Prompt:
Filter the records below for the word "JSON". Copy each line that holds it.

[Stored entries]
= Beginning of Section =

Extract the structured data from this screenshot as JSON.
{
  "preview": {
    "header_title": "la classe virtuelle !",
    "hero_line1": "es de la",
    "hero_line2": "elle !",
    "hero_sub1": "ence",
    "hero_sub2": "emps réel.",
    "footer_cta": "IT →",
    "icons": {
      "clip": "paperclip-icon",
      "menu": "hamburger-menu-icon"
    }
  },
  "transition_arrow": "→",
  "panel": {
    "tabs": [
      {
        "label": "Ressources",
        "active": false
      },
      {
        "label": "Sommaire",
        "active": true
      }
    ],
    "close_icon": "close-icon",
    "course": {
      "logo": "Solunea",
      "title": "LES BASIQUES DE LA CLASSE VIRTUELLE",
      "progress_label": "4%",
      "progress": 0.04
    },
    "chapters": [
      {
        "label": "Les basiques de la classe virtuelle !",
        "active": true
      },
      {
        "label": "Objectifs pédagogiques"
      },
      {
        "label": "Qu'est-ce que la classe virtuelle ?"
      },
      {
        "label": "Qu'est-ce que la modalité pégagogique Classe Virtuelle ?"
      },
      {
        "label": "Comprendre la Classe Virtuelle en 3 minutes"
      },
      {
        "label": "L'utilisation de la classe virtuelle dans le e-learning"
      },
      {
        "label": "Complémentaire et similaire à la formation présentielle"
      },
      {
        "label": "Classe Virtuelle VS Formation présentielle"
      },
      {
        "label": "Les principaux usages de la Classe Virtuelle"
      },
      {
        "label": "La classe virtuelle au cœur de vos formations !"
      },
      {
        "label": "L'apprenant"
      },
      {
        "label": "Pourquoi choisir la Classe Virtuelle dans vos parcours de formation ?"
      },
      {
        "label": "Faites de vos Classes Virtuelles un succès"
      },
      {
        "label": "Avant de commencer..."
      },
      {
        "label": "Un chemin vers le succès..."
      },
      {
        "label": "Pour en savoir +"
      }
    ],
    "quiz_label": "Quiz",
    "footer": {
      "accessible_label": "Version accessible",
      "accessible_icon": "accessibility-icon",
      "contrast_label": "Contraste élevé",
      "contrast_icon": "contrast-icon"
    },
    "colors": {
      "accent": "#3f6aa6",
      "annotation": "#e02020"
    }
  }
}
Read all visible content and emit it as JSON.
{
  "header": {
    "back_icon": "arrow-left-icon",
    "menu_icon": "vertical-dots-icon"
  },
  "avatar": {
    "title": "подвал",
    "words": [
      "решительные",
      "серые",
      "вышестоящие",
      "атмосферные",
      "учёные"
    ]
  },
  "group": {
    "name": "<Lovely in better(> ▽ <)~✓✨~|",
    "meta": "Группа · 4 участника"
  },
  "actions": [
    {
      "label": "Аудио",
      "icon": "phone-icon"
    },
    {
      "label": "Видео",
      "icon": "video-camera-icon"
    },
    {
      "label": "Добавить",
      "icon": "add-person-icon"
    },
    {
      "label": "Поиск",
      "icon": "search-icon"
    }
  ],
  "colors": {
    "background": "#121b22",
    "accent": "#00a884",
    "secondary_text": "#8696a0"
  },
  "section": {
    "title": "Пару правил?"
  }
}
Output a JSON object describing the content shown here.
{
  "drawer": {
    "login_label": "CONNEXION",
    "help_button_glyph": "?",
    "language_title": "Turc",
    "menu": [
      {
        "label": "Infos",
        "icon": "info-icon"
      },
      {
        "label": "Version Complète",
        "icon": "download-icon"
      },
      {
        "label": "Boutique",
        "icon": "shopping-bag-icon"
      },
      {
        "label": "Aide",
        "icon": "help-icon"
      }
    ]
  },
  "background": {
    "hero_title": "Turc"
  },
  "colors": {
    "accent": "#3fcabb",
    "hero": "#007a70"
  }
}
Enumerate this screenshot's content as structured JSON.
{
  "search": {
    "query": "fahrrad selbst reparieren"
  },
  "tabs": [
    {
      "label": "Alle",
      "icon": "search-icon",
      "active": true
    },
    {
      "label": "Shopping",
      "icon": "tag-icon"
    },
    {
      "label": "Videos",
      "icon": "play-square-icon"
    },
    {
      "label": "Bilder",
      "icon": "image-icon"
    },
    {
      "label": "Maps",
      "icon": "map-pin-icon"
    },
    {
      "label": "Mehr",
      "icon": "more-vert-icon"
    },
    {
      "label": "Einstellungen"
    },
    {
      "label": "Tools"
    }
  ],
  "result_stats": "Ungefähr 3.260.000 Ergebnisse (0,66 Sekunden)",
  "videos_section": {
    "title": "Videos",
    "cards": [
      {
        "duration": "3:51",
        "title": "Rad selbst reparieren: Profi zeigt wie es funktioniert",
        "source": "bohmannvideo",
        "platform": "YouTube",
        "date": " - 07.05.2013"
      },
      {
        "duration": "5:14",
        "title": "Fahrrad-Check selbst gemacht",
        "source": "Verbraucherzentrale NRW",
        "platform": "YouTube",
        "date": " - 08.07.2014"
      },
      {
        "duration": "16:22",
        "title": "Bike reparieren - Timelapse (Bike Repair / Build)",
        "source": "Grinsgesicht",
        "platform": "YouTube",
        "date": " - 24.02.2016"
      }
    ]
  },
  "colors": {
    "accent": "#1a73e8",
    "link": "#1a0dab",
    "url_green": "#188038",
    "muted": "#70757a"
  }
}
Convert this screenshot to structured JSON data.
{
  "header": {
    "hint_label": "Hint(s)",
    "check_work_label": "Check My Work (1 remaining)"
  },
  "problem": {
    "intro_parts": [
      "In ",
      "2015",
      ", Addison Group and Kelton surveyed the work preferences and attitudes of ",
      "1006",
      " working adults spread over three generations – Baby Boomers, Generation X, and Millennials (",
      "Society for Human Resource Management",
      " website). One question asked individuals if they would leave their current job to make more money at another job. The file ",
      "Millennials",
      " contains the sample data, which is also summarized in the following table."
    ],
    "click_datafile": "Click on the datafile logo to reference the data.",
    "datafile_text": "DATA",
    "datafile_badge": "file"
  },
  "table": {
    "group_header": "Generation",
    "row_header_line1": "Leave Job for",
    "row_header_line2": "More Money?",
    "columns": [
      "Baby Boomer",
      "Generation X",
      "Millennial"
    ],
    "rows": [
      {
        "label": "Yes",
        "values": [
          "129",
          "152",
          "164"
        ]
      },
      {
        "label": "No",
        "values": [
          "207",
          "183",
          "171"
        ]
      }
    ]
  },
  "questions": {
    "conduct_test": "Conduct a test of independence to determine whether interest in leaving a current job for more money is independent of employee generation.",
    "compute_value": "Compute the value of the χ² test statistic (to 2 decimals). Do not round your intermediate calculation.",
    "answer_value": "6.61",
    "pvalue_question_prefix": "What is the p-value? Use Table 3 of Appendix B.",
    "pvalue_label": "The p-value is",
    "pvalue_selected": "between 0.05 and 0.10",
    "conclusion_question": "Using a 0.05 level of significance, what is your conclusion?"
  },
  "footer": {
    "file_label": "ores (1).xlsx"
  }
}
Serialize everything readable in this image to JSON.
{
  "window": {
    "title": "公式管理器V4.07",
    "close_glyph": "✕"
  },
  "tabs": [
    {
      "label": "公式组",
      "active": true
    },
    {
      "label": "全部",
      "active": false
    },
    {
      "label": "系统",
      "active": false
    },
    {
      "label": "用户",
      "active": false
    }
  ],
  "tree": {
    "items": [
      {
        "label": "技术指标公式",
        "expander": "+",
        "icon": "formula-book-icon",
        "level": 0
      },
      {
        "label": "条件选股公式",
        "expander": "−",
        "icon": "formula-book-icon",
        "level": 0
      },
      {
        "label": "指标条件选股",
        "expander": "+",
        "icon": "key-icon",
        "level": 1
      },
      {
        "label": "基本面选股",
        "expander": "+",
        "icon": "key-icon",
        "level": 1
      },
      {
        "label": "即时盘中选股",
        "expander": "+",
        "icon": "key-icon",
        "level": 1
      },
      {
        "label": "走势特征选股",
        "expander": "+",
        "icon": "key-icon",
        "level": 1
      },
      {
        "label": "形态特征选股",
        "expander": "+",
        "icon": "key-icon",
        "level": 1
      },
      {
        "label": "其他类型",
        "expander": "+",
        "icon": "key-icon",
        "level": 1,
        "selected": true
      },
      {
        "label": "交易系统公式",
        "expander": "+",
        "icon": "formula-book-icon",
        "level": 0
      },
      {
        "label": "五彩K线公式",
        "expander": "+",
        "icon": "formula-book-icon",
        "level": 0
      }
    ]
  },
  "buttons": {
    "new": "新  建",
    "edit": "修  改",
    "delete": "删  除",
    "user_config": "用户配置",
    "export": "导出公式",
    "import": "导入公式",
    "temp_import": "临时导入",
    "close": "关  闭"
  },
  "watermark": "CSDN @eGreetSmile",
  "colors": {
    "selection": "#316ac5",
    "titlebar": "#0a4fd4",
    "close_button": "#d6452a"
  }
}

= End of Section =

Exercise solution:
Extract the structured data from this screenshot as JSON.
Read all visible content and emit it as JSON.
Output a JSON object describing the content shown here.
Enumerate this screenshot's content as structured JSON.
Convert this screenshot to structured JSON data.
Serialize everything readable in this image to JSON.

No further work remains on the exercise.